[Aim of the exercise] Whenever the string "gcov" appears in a line below, please copy the line out.

[Records to process]
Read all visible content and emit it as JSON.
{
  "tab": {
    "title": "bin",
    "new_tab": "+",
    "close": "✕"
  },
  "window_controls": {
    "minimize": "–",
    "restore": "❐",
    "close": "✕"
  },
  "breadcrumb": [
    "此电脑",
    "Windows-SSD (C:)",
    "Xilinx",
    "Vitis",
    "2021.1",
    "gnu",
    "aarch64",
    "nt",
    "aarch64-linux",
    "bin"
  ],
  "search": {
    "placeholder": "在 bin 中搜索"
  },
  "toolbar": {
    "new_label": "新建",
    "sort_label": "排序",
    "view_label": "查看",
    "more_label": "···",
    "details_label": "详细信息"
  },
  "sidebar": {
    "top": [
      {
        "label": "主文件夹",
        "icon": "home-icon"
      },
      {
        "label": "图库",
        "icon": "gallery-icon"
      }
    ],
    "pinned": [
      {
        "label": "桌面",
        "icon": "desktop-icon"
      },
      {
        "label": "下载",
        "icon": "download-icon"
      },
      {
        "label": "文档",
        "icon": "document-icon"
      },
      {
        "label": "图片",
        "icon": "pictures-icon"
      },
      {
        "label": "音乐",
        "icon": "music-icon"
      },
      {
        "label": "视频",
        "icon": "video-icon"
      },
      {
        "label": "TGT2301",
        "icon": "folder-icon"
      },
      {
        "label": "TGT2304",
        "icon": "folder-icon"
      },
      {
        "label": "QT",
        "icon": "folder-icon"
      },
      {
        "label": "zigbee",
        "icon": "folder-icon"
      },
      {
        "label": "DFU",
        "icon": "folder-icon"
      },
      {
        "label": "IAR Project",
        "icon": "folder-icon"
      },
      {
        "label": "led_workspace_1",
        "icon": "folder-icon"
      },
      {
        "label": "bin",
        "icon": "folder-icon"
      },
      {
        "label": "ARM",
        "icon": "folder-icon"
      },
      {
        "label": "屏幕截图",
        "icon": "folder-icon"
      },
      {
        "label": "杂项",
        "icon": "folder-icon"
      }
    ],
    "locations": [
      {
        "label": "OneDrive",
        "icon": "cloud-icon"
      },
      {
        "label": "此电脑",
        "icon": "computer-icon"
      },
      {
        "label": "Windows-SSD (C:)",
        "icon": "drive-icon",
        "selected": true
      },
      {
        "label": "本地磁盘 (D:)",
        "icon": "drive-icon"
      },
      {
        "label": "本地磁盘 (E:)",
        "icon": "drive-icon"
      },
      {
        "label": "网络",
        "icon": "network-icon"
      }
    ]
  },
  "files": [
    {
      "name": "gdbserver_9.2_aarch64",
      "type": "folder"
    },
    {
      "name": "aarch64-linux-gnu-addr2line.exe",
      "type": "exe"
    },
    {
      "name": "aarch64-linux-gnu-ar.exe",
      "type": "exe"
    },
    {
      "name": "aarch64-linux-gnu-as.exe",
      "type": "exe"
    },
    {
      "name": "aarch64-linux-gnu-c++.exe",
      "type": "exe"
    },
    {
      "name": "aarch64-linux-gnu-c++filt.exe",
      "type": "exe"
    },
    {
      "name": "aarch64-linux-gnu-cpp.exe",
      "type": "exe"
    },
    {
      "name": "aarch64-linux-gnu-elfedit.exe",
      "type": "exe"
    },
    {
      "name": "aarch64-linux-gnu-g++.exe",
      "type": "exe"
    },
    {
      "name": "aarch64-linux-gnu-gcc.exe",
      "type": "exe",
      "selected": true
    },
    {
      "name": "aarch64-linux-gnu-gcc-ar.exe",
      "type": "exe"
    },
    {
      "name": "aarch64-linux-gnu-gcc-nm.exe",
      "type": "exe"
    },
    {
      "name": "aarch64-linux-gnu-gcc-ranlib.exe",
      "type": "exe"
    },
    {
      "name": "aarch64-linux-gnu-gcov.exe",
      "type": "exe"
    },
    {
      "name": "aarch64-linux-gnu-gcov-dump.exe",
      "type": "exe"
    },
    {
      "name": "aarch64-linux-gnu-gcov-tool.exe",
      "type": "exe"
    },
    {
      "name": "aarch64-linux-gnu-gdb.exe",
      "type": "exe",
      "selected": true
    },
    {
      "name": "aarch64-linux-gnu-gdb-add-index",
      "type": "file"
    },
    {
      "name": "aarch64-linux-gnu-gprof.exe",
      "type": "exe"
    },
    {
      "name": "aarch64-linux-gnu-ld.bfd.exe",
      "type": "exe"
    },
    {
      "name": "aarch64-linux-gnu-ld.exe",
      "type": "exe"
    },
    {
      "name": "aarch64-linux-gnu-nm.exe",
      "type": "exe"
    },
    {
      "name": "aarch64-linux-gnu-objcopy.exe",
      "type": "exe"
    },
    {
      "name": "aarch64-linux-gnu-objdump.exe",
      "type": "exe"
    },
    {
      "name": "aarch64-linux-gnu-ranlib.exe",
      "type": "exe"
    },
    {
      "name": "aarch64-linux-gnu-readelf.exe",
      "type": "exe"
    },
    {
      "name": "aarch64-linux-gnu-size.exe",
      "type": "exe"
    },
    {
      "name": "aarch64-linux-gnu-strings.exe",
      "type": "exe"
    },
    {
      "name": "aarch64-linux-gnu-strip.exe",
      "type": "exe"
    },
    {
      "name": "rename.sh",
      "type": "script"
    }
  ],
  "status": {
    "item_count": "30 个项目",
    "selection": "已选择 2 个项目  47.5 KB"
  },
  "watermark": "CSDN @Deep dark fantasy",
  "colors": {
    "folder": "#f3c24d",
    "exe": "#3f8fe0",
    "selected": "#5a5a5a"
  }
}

[Exercise output]
      "name": "aarch64-linux-gnu-gcov.exe",
      "name": "aarch64-linux-gnu-gcov-dump.exe",
      "name": "aarch64-linux-gnu-gcov-tool.exe",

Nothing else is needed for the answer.